- Material for this task
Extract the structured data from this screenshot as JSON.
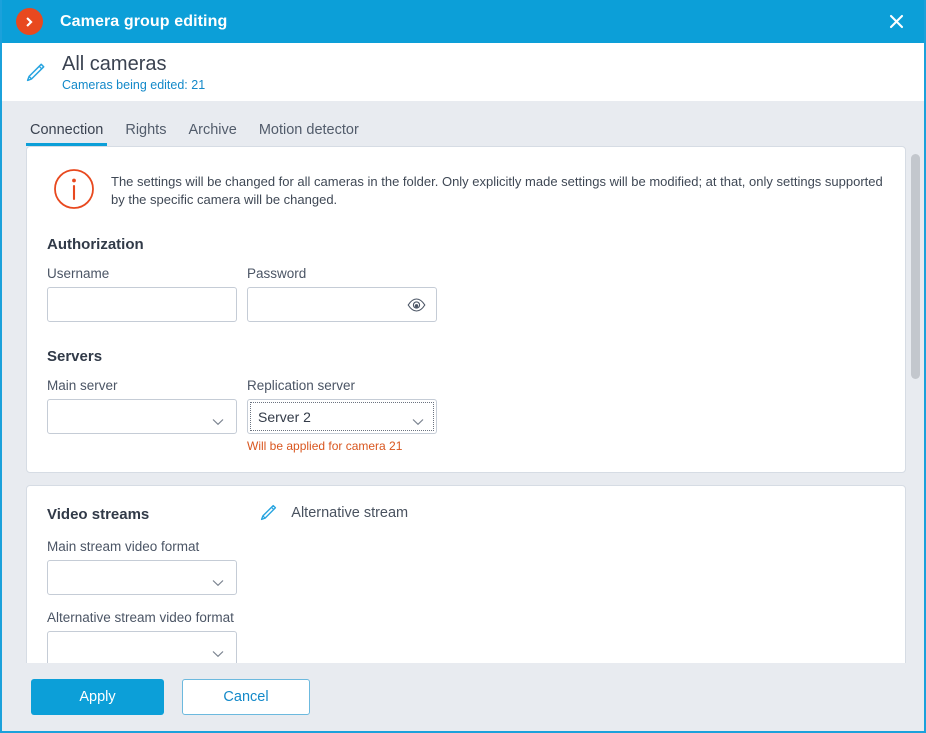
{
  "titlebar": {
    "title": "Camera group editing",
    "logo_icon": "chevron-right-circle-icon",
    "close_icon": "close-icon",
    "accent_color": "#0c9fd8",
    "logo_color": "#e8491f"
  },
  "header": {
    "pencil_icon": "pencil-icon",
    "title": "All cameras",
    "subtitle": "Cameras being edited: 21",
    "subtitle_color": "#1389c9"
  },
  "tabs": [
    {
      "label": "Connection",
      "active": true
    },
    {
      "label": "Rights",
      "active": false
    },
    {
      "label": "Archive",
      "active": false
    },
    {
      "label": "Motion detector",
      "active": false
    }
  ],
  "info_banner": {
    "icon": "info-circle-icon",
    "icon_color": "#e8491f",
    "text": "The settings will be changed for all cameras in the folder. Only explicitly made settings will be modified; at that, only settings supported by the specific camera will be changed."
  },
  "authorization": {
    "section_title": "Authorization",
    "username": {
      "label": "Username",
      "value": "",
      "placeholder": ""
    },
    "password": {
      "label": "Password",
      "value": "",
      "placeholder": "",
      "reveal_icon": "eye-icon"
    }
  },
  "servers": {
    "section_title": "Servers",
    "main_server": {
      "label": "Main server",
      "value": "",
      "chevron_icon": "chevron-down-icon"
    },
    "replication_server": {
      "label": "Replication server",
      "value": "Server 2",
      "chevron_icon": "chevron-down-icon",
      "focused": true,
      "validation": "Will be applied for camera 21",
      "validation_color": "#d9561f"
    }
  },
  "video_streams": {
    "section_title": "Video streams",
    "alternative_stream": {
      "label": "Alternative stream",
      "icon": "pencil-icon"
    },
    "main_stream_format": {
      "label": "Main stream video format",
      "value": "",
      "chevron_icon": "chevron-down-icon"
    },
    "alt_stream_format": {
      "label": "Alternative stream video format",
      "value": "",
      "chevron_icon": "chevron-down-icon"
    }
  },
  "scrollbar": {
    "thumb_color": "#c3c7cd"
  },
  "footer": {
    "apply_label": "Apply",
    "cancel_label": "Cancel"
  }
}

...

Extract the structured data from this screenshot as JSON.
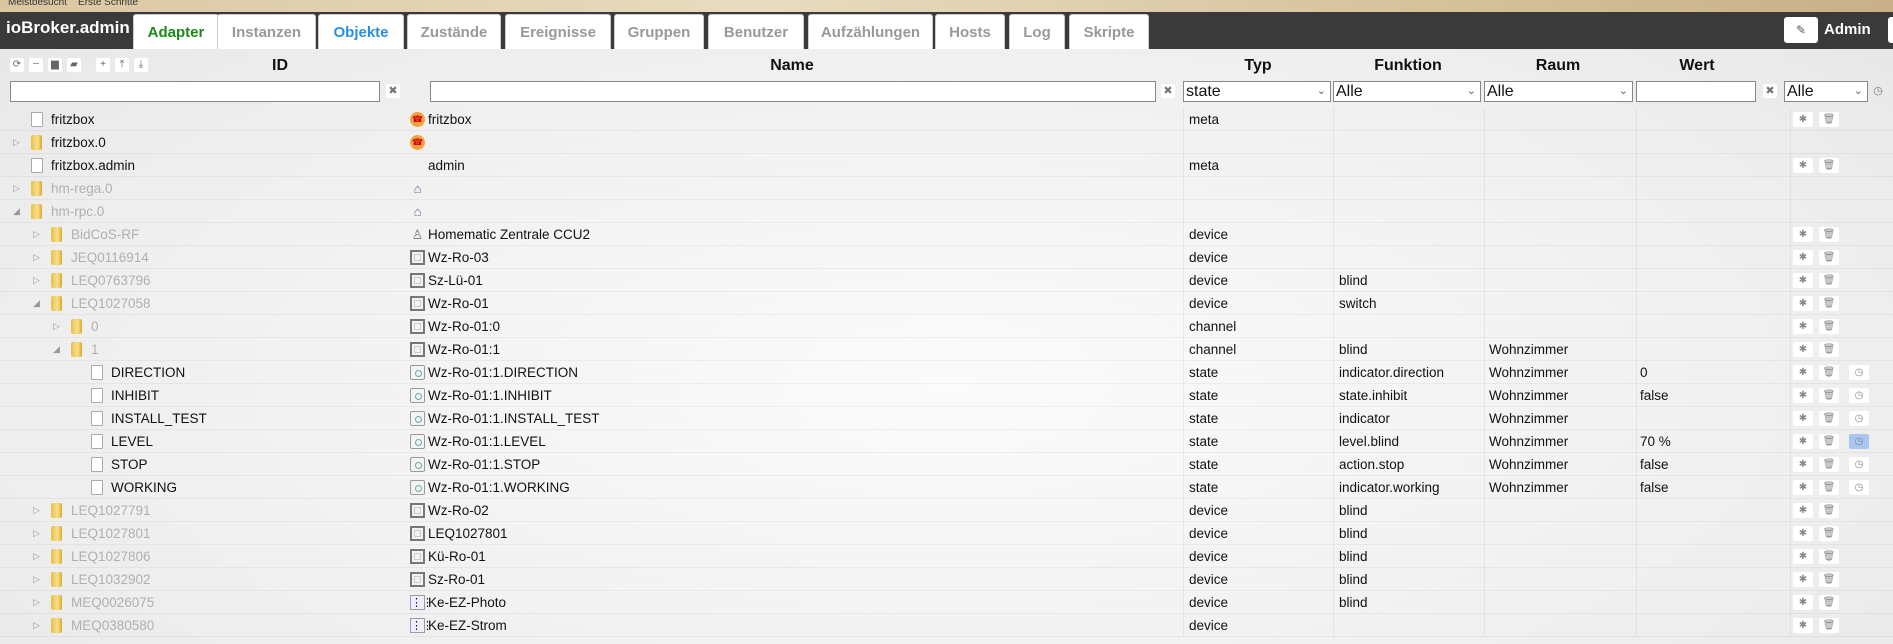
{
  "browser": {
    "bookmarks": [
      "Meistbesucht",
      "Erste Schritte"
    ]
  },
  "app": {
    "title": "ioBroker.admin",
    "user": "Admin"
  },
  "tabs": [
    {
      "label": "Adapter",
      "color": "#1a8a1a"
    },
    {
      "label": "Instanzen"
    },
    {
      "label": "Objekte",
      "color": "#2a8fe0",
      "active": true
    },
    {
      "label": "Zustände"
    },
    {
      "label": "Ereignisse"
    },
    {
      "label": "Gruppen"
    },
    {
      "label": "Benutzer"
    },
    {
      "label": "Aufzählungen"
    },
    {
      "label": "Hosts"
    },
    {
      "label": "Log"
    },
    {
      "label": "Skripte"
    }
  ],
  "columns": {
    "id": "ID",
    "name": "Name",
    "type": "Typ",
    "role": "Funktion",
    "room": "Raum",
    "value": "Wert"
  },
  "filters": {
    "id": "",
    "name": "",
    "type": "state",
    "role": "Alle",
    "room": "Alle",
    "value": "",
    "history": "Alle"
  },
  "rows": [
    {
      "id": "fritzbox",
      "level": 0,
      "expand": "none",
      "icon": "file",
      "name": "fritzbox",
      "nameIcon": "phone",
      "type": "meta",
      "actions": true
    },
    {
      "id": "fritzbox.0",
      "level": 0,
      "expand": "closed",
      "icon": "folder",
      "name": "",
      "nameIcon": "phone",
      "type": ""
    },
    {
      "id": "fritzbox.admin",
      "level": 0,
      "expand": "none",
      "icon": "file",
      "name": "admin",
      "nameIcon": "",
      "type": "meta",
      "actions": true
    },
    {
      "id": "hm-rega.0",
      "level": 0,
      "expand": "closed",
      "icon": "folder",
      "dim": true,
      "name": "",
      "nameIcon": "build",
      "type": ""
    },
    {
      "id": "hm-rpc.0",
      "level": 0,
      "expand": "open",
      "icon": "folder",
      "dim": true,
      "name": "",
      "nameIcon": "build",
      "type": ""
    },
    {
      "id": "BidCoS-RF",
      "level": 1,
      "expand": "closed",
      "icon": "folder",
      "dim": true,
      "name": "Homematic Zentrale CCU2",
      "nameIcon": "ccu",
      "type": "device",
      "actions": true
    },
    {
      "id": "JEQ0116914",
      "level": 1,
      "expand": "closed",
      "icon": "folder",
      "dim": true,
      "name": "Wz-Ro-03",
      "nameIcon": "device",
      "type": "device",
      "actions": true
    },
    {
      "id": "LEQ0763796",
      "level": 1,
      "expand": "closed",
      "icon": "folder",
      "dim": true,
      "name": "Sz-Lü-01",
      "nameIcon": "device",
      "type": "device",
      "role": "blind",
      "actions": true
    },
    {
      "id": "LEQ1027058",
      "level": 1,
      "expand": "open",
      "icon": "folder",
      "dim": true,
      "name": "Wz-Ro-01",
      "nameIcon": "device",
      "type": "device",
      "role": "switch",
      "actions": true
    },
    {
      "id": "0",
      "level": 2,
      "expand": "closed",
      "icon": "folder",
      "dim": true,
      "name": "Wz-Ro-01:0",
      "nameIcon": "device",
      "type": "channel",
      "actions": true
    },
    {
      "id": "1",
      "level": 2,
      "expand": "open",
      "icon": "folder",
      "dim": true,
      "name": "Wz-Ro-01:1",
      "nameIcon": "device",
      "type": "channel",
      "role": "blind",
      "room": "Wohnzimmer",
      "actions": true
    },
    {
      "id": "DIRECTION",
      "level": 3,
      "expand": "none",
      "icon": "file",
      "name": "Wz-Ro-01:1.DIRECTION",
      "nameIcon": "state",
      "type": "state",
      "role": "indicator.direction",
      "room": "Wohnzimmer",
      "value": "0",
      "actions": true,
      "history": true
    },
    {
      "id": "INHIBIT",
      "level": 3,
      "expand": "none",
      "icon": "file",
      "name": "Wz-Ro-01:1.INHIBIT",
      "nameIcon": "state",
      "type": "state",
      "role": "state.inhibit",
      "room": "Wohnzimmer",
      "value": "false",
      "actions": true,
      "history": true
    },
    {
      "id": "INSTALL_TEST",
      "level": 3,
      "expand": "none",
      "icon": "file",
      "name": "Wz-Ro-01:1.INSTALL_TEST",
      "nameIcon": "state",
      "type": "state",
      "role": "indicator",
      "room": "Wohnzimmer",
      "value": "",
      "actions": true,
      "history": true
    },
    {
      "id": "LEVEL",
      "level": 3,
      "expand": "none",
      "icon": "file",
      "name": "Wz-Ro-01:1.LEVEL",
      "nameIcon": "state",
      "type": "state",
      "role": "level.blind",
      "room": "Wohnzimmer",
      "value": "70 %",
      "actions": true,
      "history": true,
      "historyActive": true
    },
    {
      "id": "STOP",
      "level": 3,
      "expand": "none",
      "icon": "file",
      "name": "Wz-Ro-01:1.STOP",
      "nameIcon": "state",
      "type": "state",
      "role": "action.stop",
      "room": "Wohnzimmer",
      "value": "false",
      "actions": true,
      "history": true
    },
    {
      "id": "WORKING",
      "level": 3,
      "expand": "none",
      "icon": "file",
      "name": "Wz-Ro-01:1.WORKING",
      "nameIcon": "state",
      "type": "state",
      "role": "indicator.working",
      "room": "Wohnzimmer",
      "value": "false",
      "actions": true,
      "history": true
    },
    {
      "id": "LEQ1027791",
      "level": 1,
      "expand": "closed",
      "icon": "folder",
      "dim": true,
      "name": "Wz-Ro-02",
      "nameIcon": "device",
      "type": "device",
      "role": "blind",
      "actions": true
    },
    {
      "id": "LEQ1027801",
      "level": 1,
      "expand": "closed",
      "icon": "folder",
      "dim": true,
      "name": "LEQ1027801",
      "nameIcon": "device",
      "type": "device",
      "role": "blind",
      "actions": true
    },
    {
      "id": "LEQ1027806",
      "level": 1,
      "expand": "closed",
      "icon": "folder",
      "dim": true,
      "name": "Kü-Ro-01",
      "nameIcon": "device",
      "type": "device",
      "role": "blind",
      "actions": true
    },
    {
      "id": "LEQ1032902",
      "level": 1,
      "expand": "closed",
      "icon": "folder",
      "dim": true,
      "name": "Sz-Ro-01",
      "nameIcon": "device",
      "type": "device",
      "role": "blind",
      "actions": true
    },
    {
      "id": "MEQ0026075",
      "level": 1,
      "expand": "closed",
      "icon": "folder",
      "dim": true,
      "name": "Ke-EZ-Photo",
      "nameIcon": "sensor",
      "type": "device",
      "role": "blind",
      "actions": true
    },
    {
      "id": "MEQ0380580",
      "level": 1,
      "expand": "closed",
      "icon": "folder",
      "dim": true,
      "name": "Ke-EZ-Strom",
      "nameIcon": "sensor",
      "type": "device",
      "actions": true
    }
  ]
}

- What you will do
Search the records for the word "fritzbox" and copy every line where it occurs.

- Response
      "id": "fritzbox",
      "name": "fritzbox",
      "id": "fritzbox.0",
      "id": "fritzbox.admin",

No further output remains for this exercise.